During my latest visit to the Insight Meditation Community of Berkeley, our teacher, Kate Munding, delivered a dharma talk on nature and led us through a meditation on touching the Earth, calling on us to each place a hand on the ground – as the Buddha did when he first experienced enlightenment – and ask the Earth to bear witness to our existence. It’s a gesture that reinforces our sense not just of how we are connected to the Earth but how we are, in fact, Earth itself.
As I placed my hand on the ground, a rush of pain and doubt shot up: “I’m not a fitting part of this Earth”; “I’m not like the Buddha”; “I’m not someone the Earth meant to cultivate”; “I’m not a being who can sit and thrive like all other beings.”
It was difficult. But really being with these sensations was so helpful: using mindfulness, I had the patience to stay with feelings of worthlessness, aloneness, and despair. I also had the capacity to inquire into my thoughts. Where are these thoughts coming from? Why are they arising? What are they wrapped up in?
Insight through meditation
Engaging into such inquiry, naturally, led me to better understand my recurring numbness: when I was rejected by schools, when I lost my last partner, when I was filled with desire and in some way told “no,” I of course felt pain, disappointment, and loneliness. But that was just a first wave. A second wave of difficult thoughts would come, too: “I’m never going to find love again”; “I’m never going to find a job I feel passionate about”; “I’m not wanted or loveable”; “I’m sorry for who I am.” I had never before been truly aware of this second wave and its power.
The more I meditate, the clearer I can see how my present doubts stem from life-long struggles with traumatic, fundamental beliefs about my basic goodness, or lack thereof. Listening to my body and thoughts with a raw, kind attention, I can see with clearer precision the hatred toward who I am; the anger and judgement toward my body and mind; regret about the life I’ve lived and doubt about my capacity to embody a confident and full heart in the future.
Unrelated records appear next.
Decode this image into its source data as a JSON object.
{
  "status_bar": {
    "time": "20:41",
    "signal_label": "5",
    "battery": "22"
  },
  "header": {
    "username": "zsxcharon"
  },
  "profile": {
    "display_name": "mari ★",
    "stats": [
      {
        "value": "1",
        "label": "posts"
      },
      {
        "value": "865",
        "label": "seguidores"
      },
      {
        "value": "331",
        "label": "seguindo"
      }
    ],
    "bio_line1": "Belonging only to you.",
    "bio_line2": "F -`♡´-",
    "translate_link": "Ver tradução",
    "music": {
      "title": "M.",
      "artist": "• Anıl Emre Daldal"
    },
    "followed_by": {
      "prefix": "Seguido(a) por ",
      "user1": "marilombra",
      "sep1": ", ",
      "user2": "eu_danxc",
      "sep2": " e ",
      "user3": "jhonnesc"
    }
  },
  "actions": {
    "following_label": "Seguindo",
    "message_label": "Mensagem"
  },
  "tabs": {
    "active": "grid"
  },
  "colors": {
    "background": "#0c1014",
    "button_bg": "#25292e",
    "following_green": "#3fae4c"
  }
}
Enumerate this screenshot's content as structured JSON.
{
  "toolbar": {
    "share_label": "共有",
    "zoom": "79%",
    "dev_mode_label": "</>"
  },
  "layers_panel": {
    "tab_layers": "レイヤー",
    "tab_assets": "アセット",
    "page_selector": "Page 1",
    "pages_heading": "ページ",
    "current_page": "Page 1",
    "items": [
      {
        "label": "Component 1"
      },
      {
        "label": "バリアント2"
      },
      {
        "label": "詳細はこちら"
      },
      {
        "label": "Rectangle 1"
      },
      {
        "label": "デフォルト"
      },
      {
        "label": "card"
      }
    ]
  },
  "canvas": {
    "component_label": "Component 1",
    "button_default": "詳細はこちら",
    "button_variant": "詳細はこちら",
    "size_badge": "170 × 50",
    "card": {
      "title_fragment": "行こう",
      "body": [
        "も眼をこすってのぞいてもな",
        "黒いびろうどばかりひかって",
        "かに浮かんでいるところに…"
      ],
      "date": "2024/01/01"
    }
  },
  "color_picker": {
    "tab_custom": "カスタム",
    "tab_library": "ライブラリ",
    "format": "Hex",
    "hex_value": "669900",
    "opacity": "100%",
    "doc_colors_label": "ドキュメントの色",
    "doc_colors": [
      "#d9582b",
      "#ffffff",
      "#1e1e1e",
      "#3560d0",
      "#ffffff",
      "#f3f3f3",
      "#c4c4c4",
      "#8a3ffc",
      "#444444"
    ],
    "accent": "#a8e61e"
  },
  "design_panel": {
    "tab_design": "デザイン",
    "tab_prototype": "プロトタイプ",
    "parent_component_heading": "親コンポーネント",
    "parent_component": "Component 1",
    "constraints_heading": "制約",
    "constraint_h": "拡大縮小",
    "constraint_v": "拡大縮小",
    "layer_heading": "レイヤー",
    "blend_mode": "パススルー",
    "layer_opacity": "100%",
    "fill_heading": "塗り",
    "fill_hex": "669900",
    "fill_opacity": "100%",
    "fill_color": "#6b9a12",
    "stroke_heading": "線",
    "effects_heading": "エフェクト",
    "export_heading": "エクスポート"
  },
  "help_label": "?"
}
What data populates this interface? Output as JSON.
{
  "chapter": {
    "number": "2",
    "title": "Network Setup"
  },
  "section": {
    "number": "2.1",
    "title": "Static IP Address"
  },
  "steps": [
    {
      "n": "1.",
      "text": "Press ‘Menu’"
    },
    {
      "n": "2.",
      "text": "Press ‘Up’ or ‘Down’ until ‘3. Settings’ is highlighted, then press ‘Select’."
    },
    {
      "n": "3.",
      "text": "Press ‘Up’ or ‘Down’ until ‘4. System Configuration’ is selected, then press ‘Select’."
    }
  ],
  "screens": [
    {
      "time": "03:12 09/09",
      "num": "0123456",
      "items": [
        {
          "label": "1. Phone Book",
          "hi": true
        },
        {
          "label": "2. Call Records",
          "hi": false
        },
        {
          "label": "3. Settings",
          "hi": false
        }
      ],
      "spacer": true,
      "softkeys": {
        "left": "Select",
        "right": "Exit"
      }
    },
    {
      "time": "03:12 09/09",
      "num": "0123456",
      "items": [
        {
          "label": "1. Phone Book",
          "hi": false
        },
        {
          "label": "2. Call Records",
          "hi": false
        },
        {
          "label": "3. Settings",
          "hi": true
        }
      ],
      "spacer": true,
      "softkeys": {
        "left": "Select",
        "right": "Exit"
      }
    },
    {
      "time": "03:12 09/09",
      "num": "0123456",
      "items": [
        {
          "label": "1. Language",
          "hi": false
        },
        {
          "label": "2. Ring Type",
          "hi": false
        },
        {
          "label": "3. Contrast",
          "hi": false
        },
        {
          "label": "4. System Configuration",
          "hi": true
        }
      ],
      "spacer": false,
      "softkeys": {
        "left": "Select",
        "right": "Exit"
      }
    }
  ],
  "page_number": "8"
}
Ultimately, by opening to my fear and self-hate with honesty, clarity, and compassion, their power lessens. No longer covered by layers of dread and anguish, I can now touch into the experience of my heart, body, and mind from a place of kindness and inquiry, rather than judgment and fear. This process helps us see – and love – ourselves better.